**EXERCISE PROMPT:** Set the entries down again exactly; none may be skipped.

**Excerpts from an interface dataset:**
>>>

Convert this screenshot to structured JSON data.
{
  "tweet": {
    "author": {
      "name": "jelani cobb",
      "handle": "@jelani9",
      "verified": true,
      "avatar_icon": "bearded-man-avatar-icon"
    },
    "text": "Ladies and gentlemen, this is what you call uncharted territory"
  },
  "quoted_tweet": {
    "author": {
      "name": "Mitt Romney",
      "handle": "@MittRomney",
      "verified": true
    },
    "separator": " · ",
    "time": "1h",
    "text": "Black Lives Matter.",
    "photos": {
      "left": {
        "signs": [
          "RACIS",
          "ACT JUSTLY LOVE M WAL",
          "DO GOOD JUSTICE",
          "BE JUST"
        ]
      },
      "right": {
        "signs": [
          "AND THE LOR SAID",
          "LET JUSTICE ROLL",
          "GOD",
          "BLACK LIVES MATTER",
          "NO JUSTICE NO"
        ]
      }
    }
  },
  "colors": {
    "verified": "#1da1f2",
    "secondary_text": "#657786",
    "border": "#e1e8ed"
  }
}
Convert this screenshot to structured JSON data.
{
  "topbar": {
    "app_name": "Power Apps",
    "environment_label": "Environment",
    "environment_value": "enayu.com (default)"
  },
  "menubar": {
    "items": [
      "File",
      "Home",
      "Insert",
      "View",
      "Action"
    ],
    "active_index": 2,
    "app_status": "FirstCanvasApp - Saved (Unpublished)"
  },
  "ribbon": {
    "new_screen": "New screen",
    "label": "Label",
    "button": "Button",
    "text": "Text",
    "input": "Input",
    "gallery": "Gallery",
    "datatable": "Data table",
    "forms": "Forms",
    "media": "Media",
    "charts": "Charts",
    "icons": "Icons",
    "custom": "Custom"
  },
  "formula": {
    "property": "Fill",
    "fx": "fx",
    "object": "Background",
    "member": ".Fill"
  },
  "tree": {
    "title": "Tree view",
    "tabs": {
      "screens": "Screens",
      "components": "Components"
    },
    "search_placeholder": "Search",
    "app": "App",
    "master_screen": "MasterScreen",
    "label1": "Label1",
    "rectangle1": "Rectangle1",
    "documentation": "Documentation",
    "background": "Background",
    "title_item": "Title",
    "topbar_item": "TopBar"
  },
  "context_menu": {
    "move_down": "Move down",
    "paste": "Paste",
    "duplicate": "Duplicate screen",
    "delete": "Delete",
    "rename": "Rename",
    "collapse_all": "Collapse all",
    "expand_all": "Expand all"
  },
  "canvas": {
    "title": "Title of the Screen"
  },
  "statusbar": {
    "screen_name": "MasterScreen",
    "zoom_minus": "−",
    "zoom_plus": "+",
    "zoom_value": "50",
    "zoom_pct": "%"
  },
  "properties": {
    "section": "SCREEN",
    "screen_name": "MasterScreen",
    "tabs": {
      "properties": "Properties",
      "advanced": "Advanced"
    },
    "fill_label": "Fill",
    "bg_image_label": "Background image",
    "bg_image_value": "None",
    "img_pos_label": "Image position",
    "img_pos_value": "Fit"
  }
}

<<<

**EXERCISE OUTPUT:**
Convert this screenshot to structured JSON data.
{
  "tweet": {
    "author": {
      "name": "jelani cobb",
      "handle": "@jelani9",
      "verified": true,
      "avatar_icon": "bearded-man-avatar-icon"
    },
    "text": "Ladies and gentlemen, this is what you call uncharted territory"
  },
  "quoted_tweet": {
    "author": {
      "name": "Mitt Romney",
      "handle": "@MittRomney",
      "verified": true
    },
    "separator": " · ",
    "time": "1h",
    "text": "Black Lives Matter.",
    "photos": {
      "left": {
        "signs": [
          "RACIS",
          "ACT JUSTLY LOVE M WAL",
          "DO GOOD JUSTICE",
          "BE JUST"
        ]
      },
      "right": {
        "signs": [
          "AND THE LOR SAID",
          "LET JUSTICE ROLL",
          "GOD",
          "BLACK LIVES MATTER",
          "NO JUSTICE NO"
        ]
      }
    }
  },
  "colors": {
    "verified": "#1da1f2",
    "secondary_text": "#657786",
    "border": "#e1e8ed"
  }
}
Convert this screenshot to structured JSON data.
{
  "topbar": {
    "app_name": "Power Apps",
    "environment_label": "Environment",
    "environment_value": "enayu.com (default)"
  },
  "menubar": {
    "items": [
      "File",
      "Home",
      "Insert",
      "View",
      "Action"
    ],
    "active_index": 2,
    "app_status": "FirstCanvasApp - Saved (Unpublished)"
  },
  "ribbon": {
    "new_screen": "New screen",
    "label": "Label",
    "button": "Button",
    "text": "Text",
    "input": "Input",
    "gallery": "Gallery",
    "datatable": "Data table",
    "forms": "Forms",
    "media": "Media",
    "charts": "Charts",
    "icons": "Icons",
    "custom": "Custom"
  },
  "formula": {
    "property": "Fill",
    "fx": "fx",
    "object": "Background",
    "member": ".Fill"
  },
  "tree": {
    "title": "Tree view",
    "tabs": {
      "screens": "Screens",
      "components": "Components"
    },
    "search_placeholder": "Search",
    "app": "App",
    "master_screen": "MasterScreen",
    "label1": "Label1",
    "rectangle1": "Rectangle1",
    "documentation": "Documentation",
    "background": "Background",
    "title_item": "Title",
    "topbar_item": "TopBar"
  },
  "context_menu": {
    "move_down": "Move down",
    "paste": "Paste",
    "duplicate": "Duplicate screen",
    "delete": "Delete",
    "rename": "Rename",
    "collapse_all": "Collapse all",
    "expand_all": "Expand all"
  },
  "canvas": {
    "title": "Title of the Screen"
  },
  "statusbar": {
    "screen_name": "MasterScreen",
    "zoom_minus": "−",
    "zoom_plus": "+",
    "zoom_value": "50",
    "zoom_pct": "%"
  },
  "properties": {
    "section": "SCREEN",
    "screen_name": "MasterScreen",
    "tabs": {
      "properties": "Properties",
      "advanced": "Advanced"
    },
    "fill_label": "Fill",
    "bg_image_label": "Background image",
    "bg_image_value": "None",
    "img_pos_label": "Image position",
    "img_pos_value": "Fit"
  }
}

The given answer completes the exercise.